- [The data]:
·····

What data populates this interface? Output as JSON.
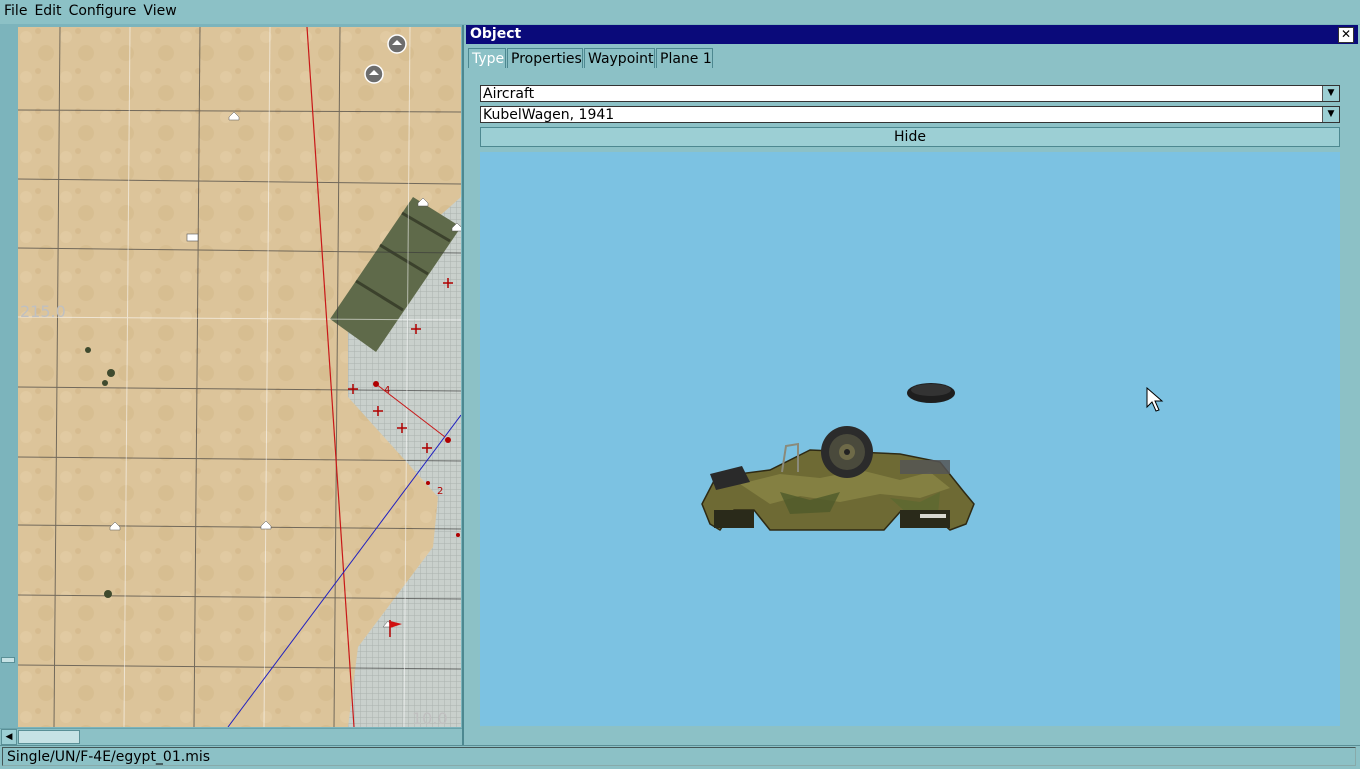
{
  "menu": [
    "File",
    "Edit",
    "Configure",
    "View"
  ],
  "map": {
    "grid_label_top": "215.0",
    "grid_label_bottom": "10.0",
    "waypoint_labels": [
      "4",
      "2"
    ]
  },
  "object_panel": {
    "title": "Object",
    "close_icon": "close-icon",
    "tabs": [
      "Type",
      "Properties",
      "Waypoint",
      "Plane 1"
    ],
    "active_tab": "Type",
    "category_value": "Aircraft",
    "type_value": "KubelWagen, 1941",
    "hide_label": "Hide",
    "preview_background": "#7cc2e2"
  },
  "status": {
    "path": "Single/UN/F-4E/egypt_01.mis"
  },
  "colors": {
    "titlebar": "#0a0a7a",
    "ui_background": "#8cc1c6",
    "map_sand": "#dcc49a"
  }
}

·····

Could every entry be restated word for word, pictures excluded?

What data populates this interface? Output as JSON.
{
  "menu": [
    "File",
    "Edit",
    "Configure",
    "View"
  ],
  "map": {
    "grid_label_top": "215.0",
    "grid_label_bottom": "10.0",
    "waypoint_labels": [
      "4",
      "2"
    ]
  },
  "object_panel": {
    "title": "Object",
    "close_icon": "close-icon",
    "tabs": [
      "Type",
      "Properties",
      "Waypoint",
      "Plane 1"
    ],
    "active_tab": "Type",
    "category_value": "Aircraft",
    "type_value": "KubelWagen, 1941",
    "hide_label": "Hide",
    "preview_background": "#7cc2e2"
  },
  "status": {
    "path": "Single/UN/F-4E/egypt_01.mis"
  },
  "colors": {
    "titlebar": "#0a0a7a",
    "ui_background": "#8cc1c6",
    "map_sand": "#dcc49a"
  }
}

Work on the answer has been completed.